General Director for Austrian broadcaster ORF, Alexander Wrabetz, has announced that the decision on the venue for the 2015 and 60th edition of the Eurovision Song Contest will be made “within two months”.
Many cities around Austria are vying for the right to host the competition, with Vienna, Graz, Salzburg, and others tipping their hat into the ring. Wrabetz has praised the response from all areas of Austria, stating that it’s a positive sign that Austria is ready to host all of Europe in May 2015. Austrian broadcaster ORF has already set aside 20 million euro for the event.
In Vienna, the competition is heating up.
Despite not being the official host city as of yet, venues in the Austrian capital are making their bid to host the big event.
One of the front runners is Wiener Stadthalle which offers multiple halls that could host the big event with a capacity of approximately 16,000. The benefit of this venue would be its proximity to central Vienna, and multiple halls within the venue to house the main event, press centre, greenrooms, and dressing rooms.
Messe Wien, a multi-complex exhibition centre that could offer seating for up to 30,000, although it would likely be less than that once the staging is set. Once again, it could house all of the requirements for holding the contest.
The Austria Center Vienna has offered itself as the media host for the event, although the full contest would have to look elsewhere, as its top capacity room would only allow 4,320 spectators. Perfect for the Eurovision media frenzy, but far too small to host Europe for the big event.
It has already been confirmed that a number of venues and stadiums would not be suitable to host the contest as they are open air. As we have seen over the past years, there have been a number of bids for open air venues for the big event, but as ORF Finance Director Richard Grasl points out, the weather is too unpredictable to bet on this. The 1967 venue, Hofburg Palace, was also dismissed due to its size, and improper facilities to support the modern event.
The rest of the competition are making their pitch.
Despite the views on open-air events, the region of Carinthia and Tyrol have put forward the Wörthersee Stadion as an option. With a capacity of 10,900, the stadium would offer an open-air but established venue for the big event, and offer great exposure of the tourist destinations within the region.

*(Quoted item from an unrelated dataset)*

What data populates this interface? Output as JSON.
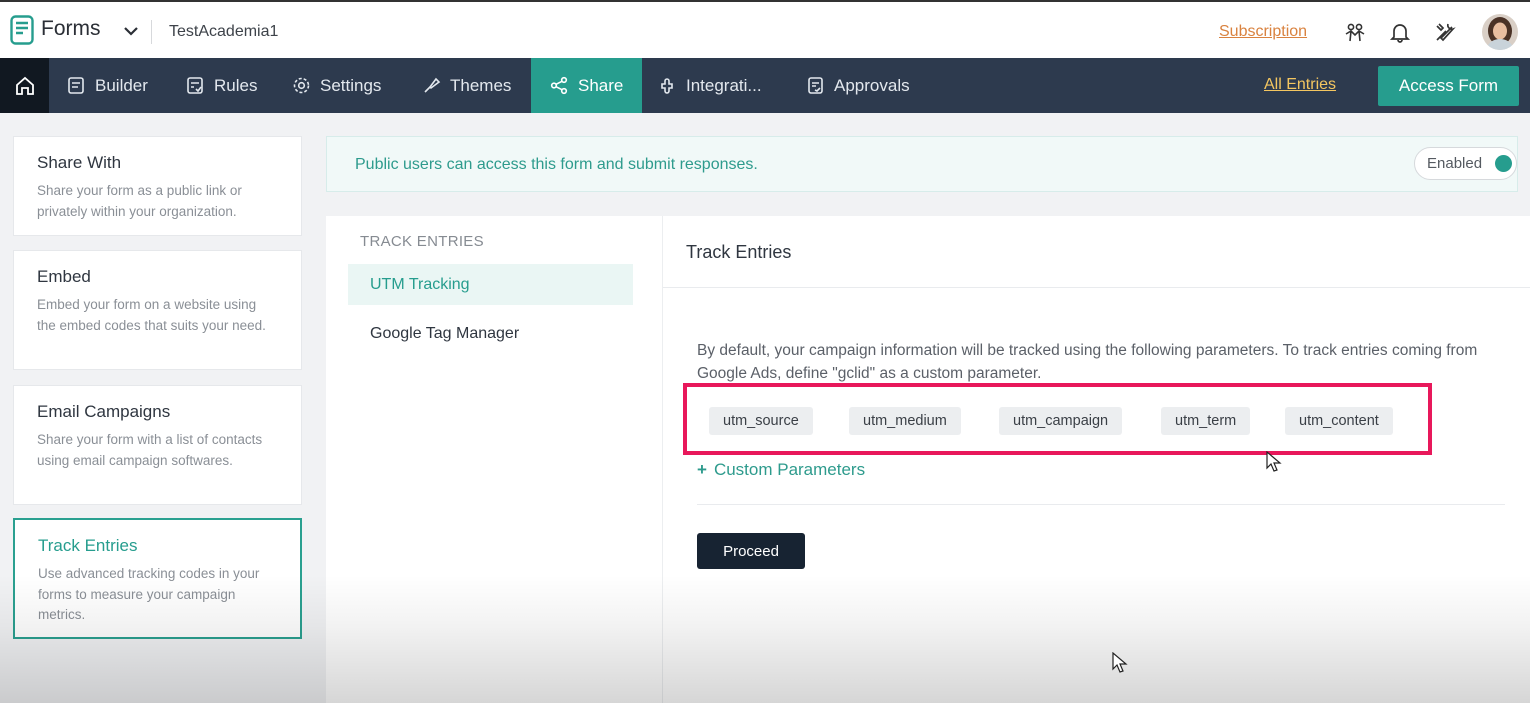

The city of Innsbruk has previously been host of large events, including the Winter Olympics of 1964 and 1976, and more recently the 2012 Winter Youth Olympics. Therefore, Governor Günther Platter and Innsbruck Mayor Christine Oppitz-Plörer suggest that Innsbruck is prepared and ready to host the largest music competition in the world.
Graz has put forth their support of hosting the contest, touting their infrastructure and attractions, and Upper Austria has put forth a number of options where Governor Josef Pühringer suggested the Linz music theater.
Provincial governor Wilfried Haslauer suggested that the only true place to hold the contest is Vienna, stating that his local Salzburg would not have the facilities to support the contest, nor would any other area of Austria.
Many of the venues put forth from areas around the country are sub-10,000 spectator capacity. Although the focus on the contest recently has been quality over quantity, any country that hosts the pan-European event will have to expect a large influx from fans, press, and tourists as a result.
Although the final decision is yet to be made, we should expect news of the official host city and venue of the 2015 Eurovision Song Contest soon.
This will be the second time Austria plays host to the Eurovision Song Contest, after hosting the 1967 event in Vienna. Conchita Wurst won the competition this year with her power-ballad Rise like a phoenix, earning a respectable 290 points, receiving top marks from a number of countries throughout Europe.
For more on Conchita, Austria, and the Eurovision Song Contest 2015, stay tuned to esctoday.com.